DETROIT – Welcome back, Pacifica – this time as a minivan instead of its original “segment buster” station-wagon form – replacing the Town & Country nameplate on Chrysler’s popular people mover.

“It’s so new and different it deserves a new name,” says Tim Kuniskis, FCA North America-head of passenger cars. “We don’t want people to think of it as the Town & Country of old.”

Naming conventions aside, the ’17 Pacifica due in dealerships this spring represents the company’s all-new entry into a segment it invented three decades, five minivan generations and a few ownership changes ago. Since introducing the original front-drive minivan in 1983, the company has sold 14.3 million Chrysler Town & Countrys and Dodge Caravans.

Now comes Pacifica, a name formerly hitched to Chrysler’s early stab at a CUV from 2004-2008, now representing the minivan family. The all-new Pacifica boasts 37 “minivan firsts” and 115 innovations, the biggest of which is the “world’s first 80-mpg hybrid minivan,” Chrysler says.

The plug-in hybrid teams two electric motors with a 3.6L Pentastar V-6 and utilizes the storage space under the second-row floor for its 16-kWh lithium-ion battery pack. Chrysler says recharge time on a Level 2 (240-volt) charger is 2 hours and that electric-only range is 30 miles (48 km). The hybrid goes on sale in second-half 2016.

The standard Pacifica packs a 3.6L V-6 producing 287 hp and 262 lb.-ft. (355 Nm) of torque, hooked to a 9-speed automatic transmission driving the front wheels, although this time around the minivan will be all-wheel drive “capable,” says Jessica LaFond, chief engineer. Stop-start technology also will be available, but not at launch.

LaFond says her team targeted ride and handling and class-leading noise, vibration and harshness in remaking the minivan, adding independent rear suspension and increasing torsional stiffness 30%.

Interior space grows 10 cu.-ft. (283 L) to 200 cu.-ft. (5,663 L) with seating for up to eight passengers in three rows. Stow ’n Go seats now fold into tubs integrated into the vehicle’s unibody.

“We want to give every bit of space to the customer – every millimeter,” says LaFond.

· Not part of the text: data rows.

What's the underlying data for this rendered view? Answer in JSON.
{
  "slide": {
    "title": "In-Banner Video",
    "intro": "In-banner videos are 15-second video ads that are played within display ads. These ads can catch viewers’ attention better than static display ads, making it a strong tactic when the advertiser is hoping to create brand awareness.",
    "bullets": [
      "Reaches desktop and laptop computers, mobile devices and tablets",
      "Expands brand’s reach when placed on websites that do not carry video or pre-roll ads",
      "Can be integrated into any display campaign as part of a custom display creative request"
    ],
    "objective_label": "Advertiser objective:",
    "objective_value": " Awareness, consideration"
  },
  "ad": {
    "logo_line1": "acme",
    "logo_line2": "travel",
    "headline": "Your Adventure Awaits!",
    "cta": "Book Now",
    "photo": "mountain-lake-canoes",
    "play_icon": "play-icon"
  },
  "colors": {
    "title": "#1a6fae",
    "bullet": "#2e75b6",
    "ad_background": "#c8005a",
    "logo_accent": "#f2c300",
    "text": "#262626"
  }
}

Available features include adaptive cruise control with full-stop capability, forward collision warning with active braking, lane-departure warning with active correction, parallel and perpendicular parking assistance, a bird’s-eye 360-degree camera system and a built-in vacuum.

Upping the bar for easy accessibility, the Pacifica offers hands-free power liftgate and sliding doors, actuated by making a kicking motion under the door or bumper to open or close the door.